REQUIRED WORK:
All of the entries below need to be repeated exactly.

Excerpts from an interface dataset:
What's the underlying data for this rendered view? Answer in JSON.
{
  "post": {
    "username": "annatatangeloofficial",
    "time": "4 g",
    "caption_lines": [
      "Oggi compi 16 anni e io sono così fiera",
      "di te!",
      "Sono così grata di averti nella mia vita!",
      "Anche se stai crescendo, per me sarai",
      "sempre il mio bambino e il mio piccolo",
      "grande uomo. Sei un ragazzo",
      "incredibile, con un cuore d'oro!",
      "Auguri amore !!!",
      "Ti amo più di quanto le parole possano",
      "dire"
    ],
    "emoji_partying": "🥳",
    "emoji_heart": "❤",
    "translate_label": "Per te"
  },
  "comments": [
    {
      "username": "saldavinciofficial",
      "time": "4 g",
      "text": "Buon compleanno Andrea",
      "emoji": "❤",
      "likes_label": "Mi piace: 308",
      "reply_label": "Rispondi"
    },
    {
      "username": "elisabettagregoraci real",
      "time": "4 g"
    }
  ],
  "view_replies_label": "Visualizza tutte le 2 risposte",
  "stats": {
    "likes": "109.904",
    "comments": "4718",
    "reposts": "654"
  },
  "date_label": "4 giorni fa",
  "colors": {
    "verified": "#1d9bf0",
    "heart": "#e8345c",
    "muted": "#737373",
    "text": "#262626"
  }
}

SOLVED EXERCISE:
What's the underlying data for this rendered view? Answer in JSON.
{
  "post": {
    "username": "annatatangeloofficial",
    "time": "4 g",
    "caption_lines": [
      "Oggi compi 16 anni e io sono così fiera",
      "di te!",
      "Sono così grata di averti nella mia vita!",
      "Anche se stai crescendo, per me sarai",
      "sempre il mio bambino e il mio piccolo",
      "grande uomo. Sei un ragazzo",
      "incredibile, con un cuore d'oro!",
      "Auguri amore !!!",
      "Ti amo più di quanto le parole possano",
      "dire"
    ],
    "emoji_partying": "🥳",
    "emoji_heart": "❤",
    "translate_label": "Per te"
  },
  "comments": [
    {
      "username": "saldavinciofficial",
      "time": "4 g",
      "text": "Buon compleanno Andrea",
      "emoji": "❤",
      "likes_label": "Mi piace: 308",
      "reply_label": "Rispondi"
    },
    {
      "username": "elisabettagregoraci real",
      "time": "4 g"
    }
  ],
  "view_replies_label": "Visualizza tutte le 2 risposte",
  "stats": {
    "likes": "109.904",
    "comments": "4718",
    "reposts": "654"
  },
  "date_label": "4 giorni fa",
  "colors": {
    "verified": "#1d9bf0",
    "heart": "#e8345c",
    "muted": "#737373",
    "text": "#262626"
  }
}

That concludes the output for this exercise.